Task details:
Return the data in full, exactly as it was written.
[Exercise input]
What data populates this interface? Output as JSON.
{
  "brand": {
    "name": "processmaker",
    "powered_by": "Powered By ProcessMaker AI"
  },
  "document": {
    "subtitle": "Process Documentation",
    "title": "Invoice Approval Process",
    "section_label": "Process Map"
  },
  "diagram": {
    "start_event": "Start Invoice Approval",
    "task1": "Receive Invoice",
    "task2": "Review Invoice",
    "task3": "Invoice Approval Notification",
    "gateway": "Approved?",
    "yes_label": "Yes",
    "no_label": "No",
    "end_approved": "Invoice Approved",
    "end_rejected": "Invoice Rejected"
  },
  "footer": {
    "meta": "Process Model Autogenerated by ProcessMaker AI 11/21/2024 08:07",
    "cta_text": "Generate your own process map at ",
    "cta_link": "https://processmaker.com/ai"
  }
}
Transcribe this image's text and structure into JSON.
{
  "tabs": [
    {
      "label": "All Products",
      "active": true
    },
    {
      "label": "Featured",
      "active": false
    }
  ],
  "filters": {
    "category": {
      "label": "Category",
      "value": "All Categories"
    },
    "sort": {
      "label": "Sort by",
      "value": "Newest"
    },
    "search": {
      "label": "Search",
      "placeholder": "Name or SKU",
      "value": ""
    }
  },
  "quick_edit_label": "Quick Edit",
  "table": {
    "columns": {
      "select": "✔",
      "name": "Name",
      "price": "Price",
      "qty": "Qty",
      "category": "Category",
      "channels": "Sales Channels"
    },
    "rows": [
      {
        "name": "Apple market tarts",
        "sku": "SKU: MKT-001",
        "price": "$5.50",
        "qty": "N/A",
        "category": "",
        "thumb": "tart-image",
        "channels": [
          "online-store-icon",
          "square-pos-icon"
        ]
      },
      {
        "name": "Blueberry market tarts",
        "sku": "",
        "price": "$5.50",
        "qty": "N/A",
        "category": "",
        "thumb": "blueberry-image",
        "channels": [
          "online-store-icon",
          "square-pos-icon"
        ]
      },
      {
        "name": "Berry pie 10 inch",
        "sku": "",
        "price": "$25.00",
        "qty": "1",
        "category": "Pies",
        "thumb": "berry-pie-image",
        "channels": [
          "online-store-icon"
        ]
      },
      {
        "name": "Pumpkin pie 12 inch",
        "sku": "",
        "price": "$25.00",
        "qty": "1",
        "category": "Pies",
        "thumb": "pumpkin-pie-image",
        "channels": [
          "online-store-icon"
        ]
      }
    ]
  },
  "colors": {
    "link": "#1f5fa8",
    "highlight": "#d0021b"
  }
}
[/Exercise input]
Exercise answer:
What data populates this interface? Output as JSON.
{
  "brand": {
    "name": "processmaker",
    "powered_by": "Powered By ProcessMaker AI"
  },
  "document": {
    "subtitle": "Process Documentation",
    "title": "Invoice Approval Process",
    "section_label": "Process Map"
  },
  "diagram": {
    "start_event": "Start Invoice Approval",
    "task1": "Receive Invoice",
    "task2": "Review Invoice",
    "task3": "Invoice Approval Notification",
    "gateway": "Approved?",
    "yes_label": "Yes",
    "no_label": "No",
    "end_approved": "Invoice Approved",
    "end_rejected": "Invoice Rejected"
  },
  "footer": {
    "meta": "Process Model Autogenerated by ProcessMaker AI 11/21/2024 08:07",
    "cta_text": "Generate your own process map at ",
    "cta_link": "https://processmaker.com/ai"
  }
}
Transcribe this image's text and structure into JSON.
{
  "tabs": [
    {
      "label": "All Products",
      "active": true
    },
    {
      "label": "Featured",
      "active": false
    }
  ],
  "filters": {
    "category": {
      "label": "Category",
      "value": "All Categories"
    },
    "sort": {
      "label": "Sort by",
      "value": "Newest"
    },
    "search": {
      "label": "Search",
      "placeholder": "Name or SKU",
      "value": ""
    }
  },
  "quick_edit_label": "Quick Edit",
  "table": {
    "columns": {
      "select": "✔",
      "name": "Name",
      "price": "Price",
      "qty": "Qty",
      "category": "Category",
      "channels": "Sales Channels"
    },
    "rows": [
      {
        "name": "Apple market tarts",
        "sku": "SKU: MKT-001",
        "price": "$5.50",
        "qty": "N/A",
        "category": "",
        "thumb": "tart-image",
        "channels": [
          "online-store-icon",
          "square-pos-icon"
        ]
      },
      {
        "name": "Blueberry market tarts",
        "sku": "",
        "price": "$5.50",
        "qty": "N/A",
        "category": "",
        "thumb": "blueberry-image",
        "channels": [
          "online-store-icon",
          "square-pos-icon"
        ]
      },
      {
        "name": "Berry pie 10 inch",
        "sku": "",
        "price": "$25.00",
        "qty": "1",
        "category": "Pies",
        "thumb": "berry-pie-image",
        "channels": [
          "online-store-icon"
        ]
      },
      {
        "name": "Pumpkin pie 12 inch",
        "sku": "",
        "price": "$25.00",
        "qty": "1",
        "category": "Pies",
        "thumb": "pumpkin-pie-image",
        "channels": [
          "online-store-icon"
        ]
      }
    ]
  },
  "colors": {
    "link": "#1f5fa8",
    "highlight": "#d0021b"
  }
}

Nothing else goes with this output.